> _Data to process_:
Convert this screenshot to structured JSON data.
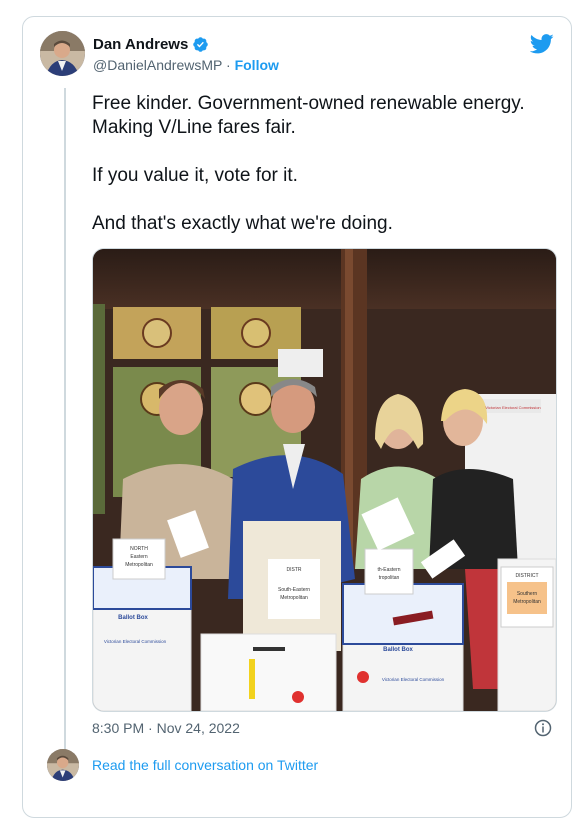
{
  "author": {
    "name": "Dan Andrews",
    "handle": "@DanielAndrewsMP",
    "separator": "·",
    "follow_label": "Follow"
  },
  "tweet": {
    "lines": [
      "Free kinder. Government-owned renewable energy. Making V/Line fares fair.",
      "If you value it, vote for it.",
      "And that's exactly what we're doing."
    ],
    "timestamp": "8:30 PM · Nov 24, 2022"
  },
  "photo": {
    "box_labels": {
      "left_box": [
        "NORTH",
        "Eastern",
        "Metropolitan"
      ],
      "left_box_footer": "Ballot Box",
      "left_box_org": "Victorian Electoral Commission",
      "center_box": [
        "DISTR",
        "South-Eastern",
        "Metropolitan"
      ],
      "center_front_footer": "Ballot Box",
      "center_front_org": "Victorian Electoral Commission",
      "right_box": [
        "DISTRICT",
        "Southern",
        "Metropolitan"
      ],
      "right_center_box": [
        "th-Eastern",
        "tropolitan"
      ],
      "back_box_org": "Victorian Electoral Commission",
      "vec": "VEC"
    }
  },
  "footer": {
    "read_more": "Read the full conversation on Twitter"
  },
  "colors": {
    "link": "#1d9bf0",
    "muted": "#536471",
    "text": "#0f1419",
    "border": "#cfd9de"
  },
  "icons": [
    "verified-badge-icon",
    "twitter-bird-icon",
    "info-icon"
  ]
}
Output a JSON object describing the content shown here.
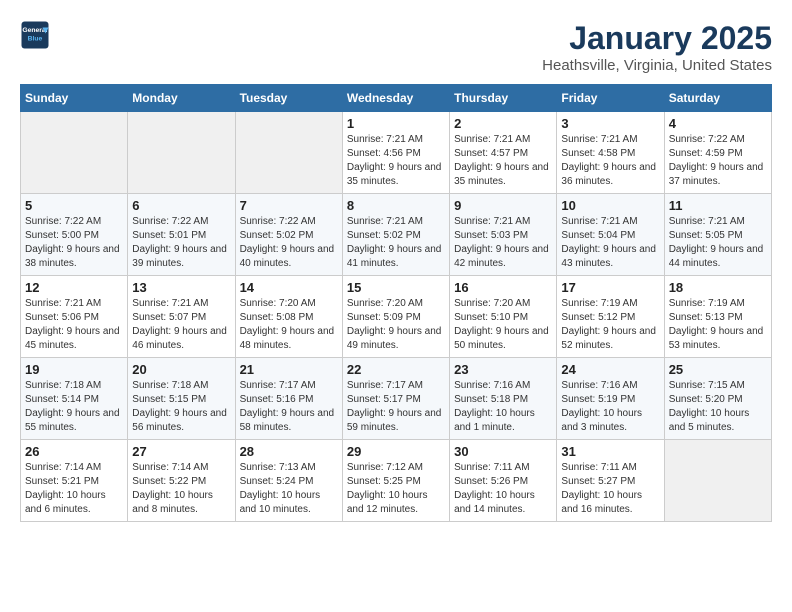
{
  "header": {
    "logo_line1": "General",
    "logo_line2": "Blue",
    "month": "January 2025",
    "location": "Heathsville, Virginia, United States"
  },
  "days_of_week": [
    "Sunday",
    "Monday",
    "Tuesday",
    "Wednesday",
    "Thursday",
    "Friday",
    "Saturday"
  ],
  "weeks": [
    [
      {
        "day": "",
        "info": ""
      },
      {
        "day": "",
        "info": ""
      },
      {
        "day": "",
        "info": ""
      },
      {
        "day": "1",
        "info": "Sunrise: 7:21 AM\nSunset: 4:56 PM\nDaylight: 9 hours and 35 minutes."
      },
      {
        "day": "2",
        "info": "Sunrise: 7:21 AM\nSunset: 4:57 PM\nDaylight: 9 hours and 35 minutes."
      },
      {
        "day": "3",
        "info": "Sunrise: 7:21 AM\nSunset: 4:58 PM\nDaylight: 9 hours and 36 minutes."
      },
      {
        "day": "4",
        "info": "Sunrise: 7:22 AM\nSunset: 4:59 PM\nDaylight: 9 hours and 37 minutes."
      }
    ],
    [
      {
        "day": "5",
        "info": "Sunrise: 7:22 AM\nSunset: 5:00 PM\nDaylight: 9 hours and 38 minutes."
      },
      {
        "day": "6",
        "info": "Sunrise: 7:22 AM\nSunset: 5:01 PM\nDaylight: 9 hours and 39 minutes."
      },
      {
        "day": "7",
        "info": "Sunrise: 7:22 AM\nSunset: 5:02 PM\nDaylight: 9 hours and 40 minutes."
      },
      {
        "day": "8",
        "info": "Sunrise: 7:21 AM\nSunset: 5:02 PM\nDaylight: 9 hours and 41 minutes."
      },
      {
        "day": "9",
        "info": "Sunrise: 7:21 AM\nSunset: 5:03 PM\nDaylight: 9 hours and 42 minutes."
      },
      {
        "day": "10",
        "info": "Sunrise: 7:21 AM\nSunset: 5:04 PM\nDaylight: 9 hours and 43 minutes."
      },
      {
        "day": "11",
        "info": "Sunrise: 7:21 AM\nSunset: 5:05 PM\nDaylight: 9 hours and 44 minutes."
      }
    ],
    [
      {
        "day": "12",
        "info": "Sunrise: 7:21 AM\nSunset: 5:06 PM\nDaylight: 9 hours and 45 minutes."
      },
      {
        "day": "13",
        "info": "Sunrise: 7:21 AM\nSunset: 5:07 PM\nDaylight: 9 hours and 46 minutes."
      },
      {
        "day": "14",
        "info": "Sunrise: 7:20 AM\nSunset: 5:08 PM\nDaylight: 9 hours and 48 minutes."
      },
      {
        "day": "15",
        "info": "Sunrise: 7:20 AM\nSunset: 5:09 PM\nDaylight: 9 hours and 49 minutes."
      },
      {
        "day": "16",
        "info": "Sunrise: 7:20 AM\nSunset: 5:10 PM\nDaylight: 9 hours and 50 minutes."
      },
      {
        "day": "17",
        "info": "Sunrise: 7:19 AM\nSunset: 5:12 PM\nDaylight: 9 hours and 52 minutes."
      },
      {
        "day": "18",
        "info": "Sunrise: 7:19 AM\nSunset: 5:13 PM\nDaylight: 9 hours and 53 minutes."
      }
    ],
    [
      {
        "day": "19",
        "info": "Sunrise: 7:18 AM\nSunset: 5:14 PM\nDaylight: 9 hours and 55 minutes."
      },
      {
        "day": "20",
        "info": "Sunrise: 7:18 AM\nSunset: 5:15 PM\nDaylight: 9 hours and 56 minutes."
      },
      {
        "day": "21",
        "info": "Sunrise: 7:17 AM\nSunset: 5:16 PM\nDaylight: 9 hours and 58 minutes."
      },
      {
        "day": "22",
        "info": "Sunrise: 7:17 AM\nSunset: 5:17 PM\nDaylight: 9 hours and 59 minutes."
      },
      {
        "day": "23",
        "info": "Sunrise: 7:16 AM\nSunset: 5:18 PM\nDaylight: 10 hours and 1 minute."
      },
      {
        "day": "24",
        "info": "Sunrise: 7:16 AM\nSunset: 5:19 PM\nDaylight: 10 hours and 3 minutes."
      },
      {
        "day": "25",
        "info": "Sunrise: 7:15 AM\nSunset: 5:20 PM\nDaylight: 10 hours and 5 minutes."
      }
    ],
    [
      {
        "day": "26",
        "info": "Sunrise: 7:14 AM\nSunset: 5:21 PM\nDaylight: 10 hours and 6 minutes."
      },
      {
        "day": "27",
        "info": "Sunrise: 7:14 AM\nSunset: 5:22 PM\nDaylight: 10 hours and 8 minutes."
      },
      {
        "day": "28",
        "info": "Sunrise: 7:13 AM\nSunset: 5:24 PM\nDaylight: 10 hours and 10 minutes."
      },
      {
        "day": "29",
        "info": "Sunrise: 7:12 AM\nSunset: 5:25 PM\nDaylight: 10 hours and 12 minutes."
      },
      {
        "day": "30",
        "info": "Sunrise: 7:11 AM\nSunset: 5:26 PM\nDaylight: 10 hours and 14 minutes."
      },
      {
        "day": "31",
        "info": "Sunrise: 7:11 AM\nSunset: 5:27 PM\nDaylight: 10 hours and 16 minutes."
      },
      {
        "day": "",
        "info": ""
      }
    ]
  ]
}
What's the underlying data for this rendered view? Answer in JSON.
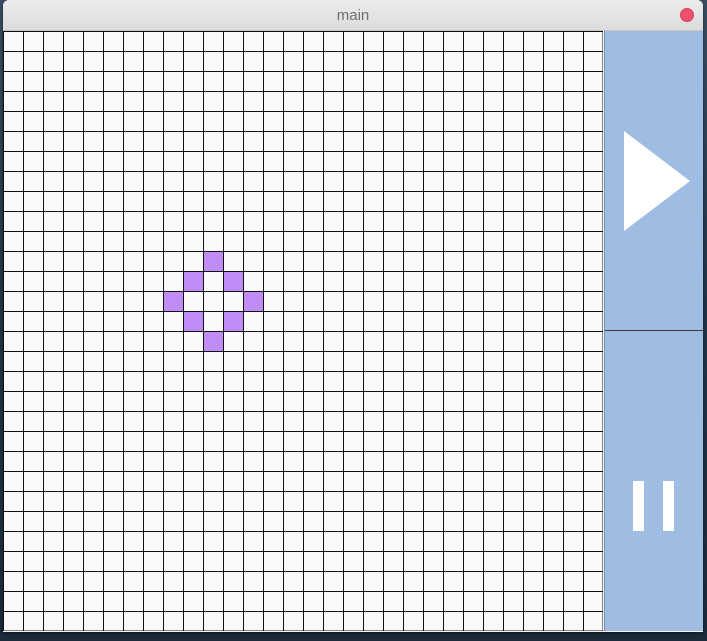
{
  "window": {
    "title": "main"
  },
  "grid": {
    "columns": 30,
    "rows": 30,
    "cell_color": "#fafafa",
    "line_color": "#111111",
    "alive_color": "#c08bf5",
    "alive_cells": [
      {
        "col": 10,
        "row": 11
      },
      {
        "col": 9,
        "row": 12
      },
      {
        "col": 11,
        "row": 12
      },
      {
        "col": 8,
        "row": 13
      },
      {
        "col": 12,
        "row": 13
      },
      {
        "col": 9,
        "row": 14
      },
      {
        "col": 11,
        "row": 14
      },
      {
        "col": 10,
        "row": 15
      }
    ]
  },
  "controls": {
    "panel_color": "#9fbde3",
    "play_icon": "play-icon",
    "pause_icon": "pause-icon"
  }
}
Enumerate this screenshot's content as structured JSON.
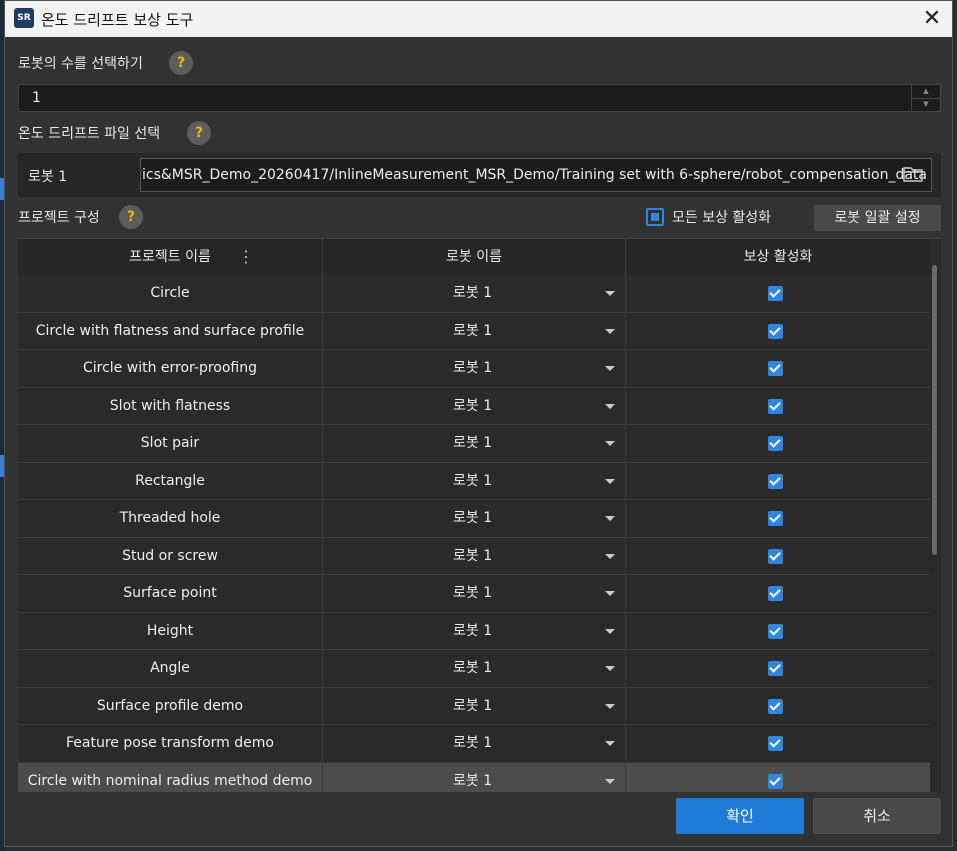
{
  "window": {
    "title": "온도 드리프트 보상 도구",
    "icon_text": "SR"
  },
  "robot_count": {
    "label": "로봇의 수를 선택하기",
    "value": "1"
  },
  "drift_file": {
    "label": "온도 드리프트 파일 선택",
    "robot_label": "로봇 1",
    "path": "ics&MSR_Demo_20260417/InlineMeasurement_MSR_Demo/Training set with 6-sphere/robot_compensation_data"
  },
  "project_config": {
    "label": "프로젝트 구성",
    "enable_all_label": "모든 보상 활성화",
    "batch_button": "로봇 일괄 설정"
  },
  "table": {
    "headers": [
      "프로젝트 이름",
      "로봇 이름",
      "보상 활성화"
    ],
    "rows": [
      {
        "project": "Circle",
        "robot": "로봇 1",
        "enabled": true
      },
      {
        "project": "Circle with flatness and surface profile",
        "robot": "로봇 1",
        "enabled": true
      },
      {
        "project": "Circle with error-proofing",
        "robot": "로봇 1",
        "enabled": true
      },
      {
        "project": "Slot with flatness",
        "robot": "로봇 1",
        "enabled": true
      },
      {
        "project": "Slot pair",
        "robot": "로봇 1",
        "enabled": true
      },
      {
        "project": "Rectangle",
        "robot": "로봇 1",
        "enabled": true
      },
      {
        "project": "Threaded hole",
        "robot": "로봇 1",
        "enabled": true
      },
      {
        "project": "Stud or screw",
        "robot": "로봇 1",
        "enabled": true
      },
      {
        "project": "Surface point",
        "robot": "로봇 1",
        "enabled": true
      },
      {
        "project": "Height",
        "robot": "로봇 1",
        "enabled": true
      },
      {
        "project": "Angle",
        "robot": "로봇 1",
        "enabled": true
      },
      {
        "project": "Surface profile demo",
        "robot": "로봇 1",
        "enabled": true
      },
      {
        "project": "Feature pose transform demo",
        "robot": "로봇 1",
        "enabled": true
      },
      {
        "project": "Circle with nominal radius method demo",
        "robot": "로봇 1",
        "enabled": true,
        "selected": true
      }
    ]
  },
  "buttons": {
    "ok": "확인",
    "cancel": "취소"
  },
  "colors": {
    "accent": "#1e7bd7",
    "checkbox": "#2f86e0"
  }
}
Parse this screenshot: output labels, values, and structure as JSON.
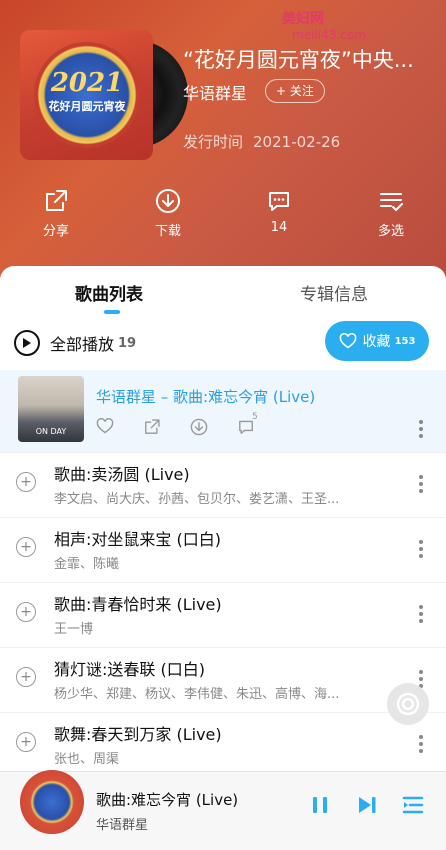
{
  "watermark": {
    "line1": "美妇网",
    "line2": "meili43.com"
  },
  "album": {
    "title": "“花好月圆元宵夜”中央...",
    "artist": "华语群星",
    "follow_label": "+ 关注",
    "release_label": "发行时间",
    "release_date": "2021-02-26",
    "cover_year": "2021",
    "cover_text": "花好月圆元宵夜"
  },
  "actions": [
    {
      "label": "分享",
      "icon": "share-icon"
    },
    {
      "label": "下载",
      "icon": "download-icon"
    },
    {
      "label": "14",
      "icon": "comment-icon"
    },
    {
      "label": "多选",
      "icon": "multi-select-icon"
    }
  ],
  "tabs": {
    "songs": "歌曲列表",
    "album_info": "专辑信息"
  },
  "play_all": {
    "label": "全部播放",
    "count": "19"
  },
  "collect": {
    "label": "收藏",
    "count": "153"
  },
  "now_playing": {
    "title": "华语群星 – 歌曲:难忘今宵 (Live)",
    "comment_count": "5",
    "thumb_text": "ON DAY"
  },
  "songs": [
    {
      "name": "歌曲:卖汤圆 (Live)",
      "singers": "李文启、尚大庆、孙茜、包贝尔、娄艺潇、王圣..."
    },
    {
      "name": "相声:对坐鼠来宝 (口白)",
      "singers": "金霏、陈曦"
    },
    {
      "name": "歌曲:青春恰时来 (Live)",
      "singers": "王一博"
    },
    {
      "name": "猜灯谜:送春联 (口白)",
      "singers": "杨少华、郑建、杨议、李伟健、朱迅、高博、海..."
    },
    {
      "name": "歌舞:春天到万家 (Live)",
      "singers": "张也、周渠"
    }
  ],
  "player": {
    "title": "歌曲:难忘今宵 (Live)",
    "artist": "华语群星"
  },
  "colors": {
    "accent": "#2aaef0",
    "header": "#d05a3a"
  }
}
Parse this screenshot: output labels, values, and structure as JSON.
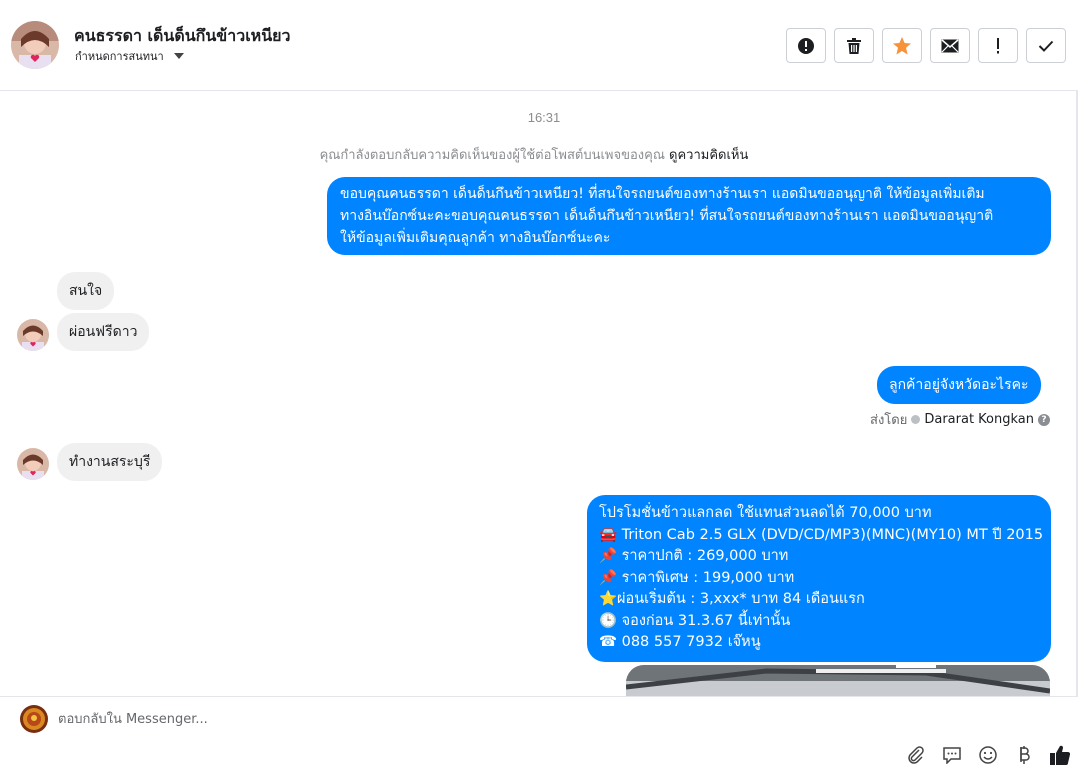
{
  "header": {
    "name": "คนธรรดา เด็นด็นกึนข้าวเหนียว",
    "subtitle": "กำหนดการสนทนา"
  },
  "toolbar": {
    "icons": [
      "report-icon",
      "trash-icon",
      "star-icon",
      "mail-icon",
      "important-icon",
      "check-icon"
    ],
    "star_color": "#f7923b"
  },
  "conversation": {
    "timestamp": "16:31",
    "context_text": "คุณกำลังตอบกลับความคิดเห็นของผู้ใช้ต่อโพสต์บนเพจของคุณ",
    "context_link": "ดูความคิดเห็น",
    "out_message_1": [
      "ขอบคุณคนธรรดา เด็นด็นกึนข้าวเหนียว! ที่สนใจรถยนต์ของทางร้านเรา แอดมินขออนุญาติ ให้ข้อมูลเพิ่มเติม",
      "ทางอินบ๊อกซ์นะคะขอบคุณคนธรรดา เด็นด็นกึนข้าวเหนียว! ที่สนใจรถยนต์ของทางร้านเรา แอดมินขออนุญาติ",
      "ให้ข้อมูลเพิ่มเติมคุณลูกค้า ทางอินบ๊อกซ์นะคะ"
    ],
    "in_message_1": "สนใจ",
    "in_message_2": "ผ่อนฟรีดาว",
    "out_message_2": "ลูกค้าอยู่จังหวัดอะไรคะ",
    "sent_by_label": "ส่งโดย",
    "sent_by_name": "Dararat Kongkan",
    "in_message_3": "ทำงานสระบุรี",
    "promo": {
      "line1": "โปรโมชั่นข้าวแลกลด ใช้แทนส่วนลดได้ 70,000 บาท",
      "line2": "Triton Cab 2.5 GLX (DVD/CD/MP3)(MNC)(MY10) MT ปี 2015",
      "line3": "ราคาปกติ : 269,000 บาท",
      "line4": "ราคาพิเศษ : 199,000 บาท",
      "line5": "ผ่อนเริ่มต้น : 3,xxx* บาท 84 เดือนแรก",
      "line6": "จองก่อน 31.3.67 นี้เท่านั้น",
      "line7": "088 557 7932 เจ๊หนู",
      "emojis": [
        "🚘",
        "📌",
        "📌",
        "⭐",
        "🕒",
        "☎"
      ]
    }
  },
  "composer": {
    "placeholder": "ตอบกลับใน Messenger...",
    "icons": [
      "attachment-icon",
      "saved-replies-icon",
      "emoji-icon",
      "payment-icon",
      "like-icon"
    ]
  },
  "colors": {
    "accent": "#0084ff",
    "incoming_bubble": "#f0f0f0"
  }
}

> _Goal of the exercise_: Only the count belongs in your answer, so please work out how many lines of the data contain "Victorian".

> _Exercise answer_: 3